(Exercise directions)
Search the entries below. Return every line that has "price" in it.

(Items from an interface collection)
-----

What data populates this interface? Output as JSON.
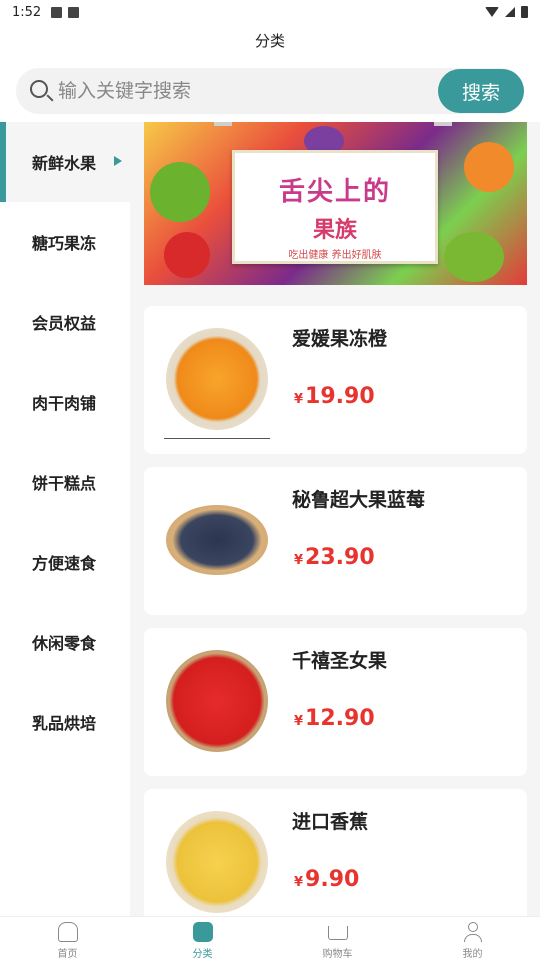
{
  "status_bar": {
    "time": "1:52"
  },
  "header": {
    "title": "分类"
  },
  "search": {
    "placeholder": "输入关键字搜索",
    "button_label": "搜索"
  },
  "sidebar": {
    "items": [
      {
        "label": "新鲜水果",
        "active": true
      },
      {
        "label": "糖巧果冻",
        "active": false
      },
      {
        "label": "会员权益",
        "active": false
      },
      {
        "label": "肉干肉铺",
        "active": false
      },
      {
        "label": "饼干糕点",
        "active": false
      },
      {
        "label": "方便速食",
        "active": false
      },
      {
        "label": "休闲零食",
        "active": false
      },
      {
        "label": "乳品烘培",
        "active": false
      }
    ]
  },
  "banner": {
    "title": "舌尖上的",
    "subtitle": "果族",
    "slogan": "吃出健康 养出好肌肤"
  },
  "products": [
    {
      "name": "爱媛果冻橙",
      "currency": "¥",
      "price": "19.90",
      "image": "orange"
    },
    {
      "name": "秘鲁超大果蓝莓",
      "currency": "¥",
      "price": "23.90",
      "image": "blueberry"
    },
    {
      "name": "千禧圣女果",
      "currency": "¥",
      "price": "12.90",
      "image": "tomato"
    },
    {
      "name": "进口香蕉",
      "currency": "¥",
      "price": "9.90",
      "image": "banana"
    }
  ],
  "tab_bar": {
    "tabs": [
      {
        "label": "首页",
        "icon": "home-icon",
        "active": false
      },
      {
        "label": "分类",
        "icon": "category-icon",
        "active": true
      },
      {
        "label": "购物车",
        "icon": "cart-icon",
        "active": false
      },
      {
        "label": "我的",
        "icon": "user-icon",
        "active": false
      }
    ]
  },
  "colors": {
    "accent": "#3a9a9b",
    "price": "#e8342f"
  }
}
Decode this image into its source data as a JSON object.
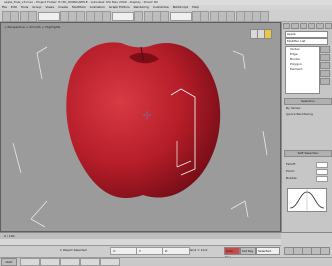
{
  "app": {
    "title": "apple_final_v3.max   -   Project Folder: E:\\3D_WORK\\APPLE   -   Autodesk 3ds Max 2009  -  Display : Direct 3D"
  },
  "menubar": {
    "items": [
      "File",
      "Edit",
      "Tools",
      "Group",
      "Views",
      "Create",
      "Modifiers",
      "Animation",
      "Graph Editors",
      "Rendering",
      "Customize",
      "MAXScript",
      "Help"
    ]
  },
  "viewport": {
    "label": "+ Perspective + Smooth + Highlights",
    "colors": {
      "background": "#9b9b9b",
      "apple": "#c2202b",
      "apple_dark": "#7c0e18",
      "gizmo": "#f2f2f2"
    }
  },
  "command_panel": {
    "object_name": "Apple",
    "modifier_list_placeholder": "Modifier List",
    "stack_items": [
      "Vertex",
      "Edge",
      "Border",
      "Polygon",
      "Element"
    ],
    "sections": [
      "Selection",
      "Soft Selection"
    ],
    "rows": [
      {
        "label": "By Vertex"
      },
      {
        "label": "Ignore Backfacing"
      },
      {
        "label": "Falloff:"
      },
      {
        "label": "Pinch:"
      },
      {
        "label": "Bubble:"
      }
    ]
  },
  "timeline": {
    "current_frame": "0 / 100"
  },
  "statusbar": {
    "selection": "1 Object Selected",
    "coords": {
      "x": "X:",
      "y": "Y:",
      "z": "Z:"
    },
    "grid": "Grid = 10.0",
    "auto_key": "Auto Key",
    "set_key": "Set Key",
    "selected": "Selected"
  },
  "taskbar": {
    "start_label": "start"
  }
}
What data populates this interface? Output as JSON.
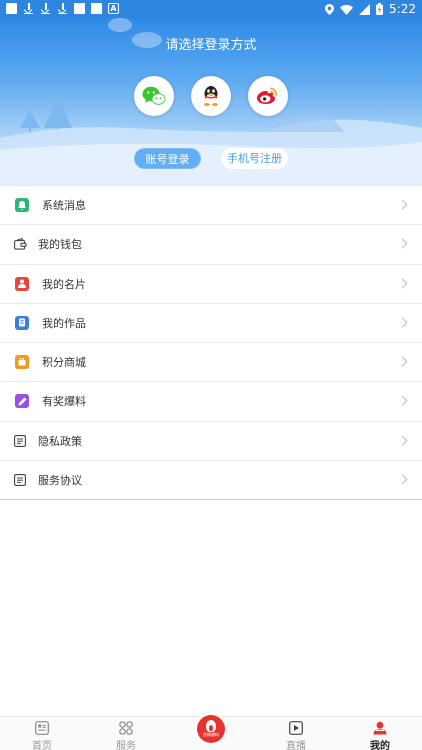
{
  "status_bar": {
    "time": "5:22"
  },
  "header": {
    "title": "请选择登录方式",
    "social_logins": [
      "wechat-icon",
      "qq-icon",
      "weibo-icon"
    ],
    "account_login_label": "账号登录",
    "phone_register_label": "手机号注册"
  },
  "menu": {
    "items": [
      {
        "label": "系统消息",
        "icon": "system-message-icon",
        "color": "#2bb673"
      },
      {
        "label": "我的钱包",
        "icon": "wallet-icon",
        "color": "#555555"
      },
      {
        "label": "我的名片",
        "icon": "business-card-icon",
        "color": "#e8453c"
      },
      {
        "label": "我的作品",
        "icon": "my-works-icon",
        "color": "#3c7ee0"
      },
      {
        "label": "积分商城",
        "icon": "points-mall-icon",
        "color": "#f39a1b"
      },
      {
        "label": "有奖爆料",
        "icon": "reward-tipoff-icon",
        "color": "#9b4fe0"
      },
      {
        "label": "隐私政策",
        "icon": "privacy-policy-icon",
        "color": "#555555"
      },
      {
        "label": "服务协议",
        "icon": "service-agreement-icon",
        "color": "#555555"
      }
    ]
  },
  "tabbar": {
    "tabs": [
      {
        "label": "首页",
        "icon": "home-icon"
      },
      {
        "label": "服务",
        "icon": "services-icon"
      },
      {
        "label": "",
        "icon": "center-action-icon"
      },
      {
        "label": "直播",
        "icon": "live-icon"
      },
      {
        "label": "我的",
        "icon": "profile-icon"
      }
    ],
    "center_label": "投稿爆料",
    "active_color": "#e8322c"
  }
}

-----

(Written reply)
      "price": "19.90",
      "price": "23.90",
      "price": "12.90",
      "price": "9.90",
    "price": "#e8342f"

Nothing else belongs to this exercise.